It is very important that parents and students understand the expectations for academic honesty.  All student work should be the work of that student.  No copying or plagiarism is acceptable.  If quoting others in academic material, students must cite their sources.  Give credit where credit is due.  All students must follow individual teacher test rules for what is allowable.  This ensures that a student’s success is based on honesty.

The Governing Board believes that academic honesty and personal integrity are fundamental components of a student’s education and character development.  The board expects that students will not cheat, lie, plagiarize or commit other acts of academic dishonesty.  Students, parents/guardians, staff and administrators shall be responsible for creating and maintaining a positive school climate that encourages honesty.  Students found to have committed an act of academic dishonesty shall be subject to district and school-site discipline rules (BP 5131.9).

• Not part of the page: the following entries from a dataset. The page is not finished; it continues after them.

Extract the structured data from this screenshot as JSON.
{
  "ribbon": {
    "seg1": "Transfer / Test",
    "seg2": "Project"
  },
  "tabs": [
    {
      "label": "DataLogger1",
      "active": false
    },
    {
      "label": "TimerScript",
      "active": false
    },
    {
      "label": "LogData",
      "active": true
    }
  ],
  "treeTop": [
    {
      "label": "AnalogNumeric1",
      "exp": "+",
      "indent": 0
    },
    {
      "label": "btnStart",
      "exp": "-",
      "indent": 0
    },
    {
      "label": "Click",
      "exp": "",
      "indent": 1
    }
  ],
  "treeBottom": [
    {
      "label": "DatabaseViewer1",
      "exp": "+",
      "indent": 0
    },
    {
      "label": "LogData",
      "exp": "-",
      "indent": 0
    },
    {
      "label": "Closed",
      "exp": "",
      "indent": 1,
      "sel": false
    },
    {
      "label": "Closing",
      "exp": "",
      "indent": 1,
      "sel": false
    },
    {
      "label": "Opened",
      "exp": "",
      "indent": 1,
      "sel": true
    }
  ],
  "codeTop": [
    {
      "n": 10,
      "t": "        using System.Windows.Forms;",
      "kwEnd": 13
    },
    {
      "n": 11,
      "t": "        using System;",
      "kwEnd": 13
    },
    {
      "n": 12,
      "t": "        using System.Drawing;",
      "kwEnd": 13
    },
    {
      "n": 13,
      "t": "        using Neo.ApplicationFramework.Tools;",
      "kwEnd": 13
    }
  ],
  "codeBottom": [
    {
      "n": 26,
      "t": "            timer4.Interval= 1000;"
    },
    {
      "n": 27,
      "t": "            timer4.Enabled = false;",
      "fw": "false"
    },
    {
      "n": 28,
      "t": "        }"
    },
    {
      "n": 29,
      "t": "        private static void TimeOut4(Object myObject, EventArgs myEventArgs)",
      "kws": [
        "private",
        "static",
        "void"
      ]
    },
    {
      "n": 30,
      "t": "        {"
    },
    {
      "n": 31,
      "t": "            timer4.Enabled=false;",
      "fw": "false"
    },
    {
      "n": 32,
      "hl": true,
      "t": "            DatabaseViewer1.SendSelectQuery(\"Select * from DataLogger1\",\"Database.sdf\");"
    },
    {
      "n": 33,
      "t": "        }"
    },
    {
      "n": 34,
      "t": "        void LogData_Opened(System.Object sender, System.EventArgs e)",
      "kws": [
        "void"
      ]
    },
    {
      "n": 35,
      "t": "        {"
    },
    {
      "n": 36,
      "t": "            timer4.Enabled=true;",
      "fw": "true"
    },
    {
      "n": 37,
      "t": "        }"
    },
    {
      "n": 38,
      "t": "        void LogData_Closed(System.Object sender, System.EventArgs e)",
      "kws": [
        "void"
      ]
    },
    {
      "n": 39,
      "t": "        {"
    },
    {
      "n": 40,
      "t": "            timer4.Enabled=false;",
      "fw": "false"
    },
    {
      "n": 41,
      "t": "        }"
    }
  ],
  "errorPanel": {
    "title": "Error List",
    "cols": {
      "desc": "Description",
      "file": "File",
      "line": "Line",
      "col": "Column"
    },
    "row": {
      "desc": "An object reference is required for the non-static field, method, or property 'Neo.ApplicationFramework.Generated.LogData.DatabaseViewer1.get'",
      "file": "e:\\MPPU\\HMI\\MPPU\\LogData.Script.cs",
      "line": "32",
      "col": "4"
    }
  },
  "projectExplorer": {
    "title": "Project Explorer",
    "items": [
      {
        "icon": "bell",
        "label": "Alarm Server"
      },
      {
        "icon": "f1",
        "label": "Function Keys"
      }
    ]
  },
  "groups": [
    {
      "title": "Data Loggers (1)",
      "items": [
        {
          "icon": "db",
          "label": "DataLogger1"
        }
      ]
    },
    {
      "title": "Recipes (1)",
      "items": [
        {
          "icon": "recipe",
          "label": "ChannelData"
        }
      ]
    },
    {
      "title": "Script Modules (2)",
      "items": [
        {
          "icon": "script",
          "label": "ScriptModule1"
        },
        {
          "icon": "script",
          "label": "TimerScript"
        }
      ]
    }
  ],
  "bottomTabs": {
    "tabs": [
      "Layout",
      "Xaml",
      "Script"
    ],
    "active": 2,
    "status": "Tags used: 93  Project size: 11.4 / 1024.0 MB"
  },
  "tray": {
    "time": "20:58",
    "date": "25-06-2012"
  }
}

Academic Dishonesty (Cheating/Plagiarism) includes the following:

  1. Using, or attempting to use, any kind of unauthorized means of gaining an unfair advantage on quizzes, tests, or assignments.

  2. Using someone else’s words, work, and/or ideas and claiming them as your own.

  3. Intentionally helping or attempting to help another to participate in academic dishonesty.

Examples of Academic Dishonesty include, but are not limited to:

  1. Copying assignments or allowing another student to copy assignments.

  2. Looking at another’s test or quiz or allowing another student to look at your test or quiz.

  3. Sending, receiving, or using information or any electronic device (such as a computer, cell phone, calculator, etc.) during a test or quiz.

  4. Possession or use of unauthorized materials obtained from any source, including notes written on body parts or clothing during a test/quiz.

  5. Talking, signaling, and/or passing information during a test or quiz.

  6. Changing an answer after work has been graded, then presenting it as an originally correct answer.

  7. Purposefully scoring a paper incorrectly.

  8. Discussing or providing information about a quiz or test with students who have not yet completed the assessment.

  9. Retaining, copying, possessing, using, or circulating previously given examination materials, where those materials were to be returned to the instructor at the conclusion of the examination for the use by another student.

  10. Using text as your own or another’s ideas from an encyclopedia, book, textbook, website, database, or any other source without citation.

  11. Allowing another person to do your work, then submitting that work under your own name.

  12. Reporting an incorrect run time or reporting a run time when the required run was not completed.

Consequences include, but are not limited to:

  1. Referral to the office

  2. Parents notified

  3. Minimum 1-hour detention

  4. Loss of merits

  5. Teacher discretion regarding the credit earned on the assignment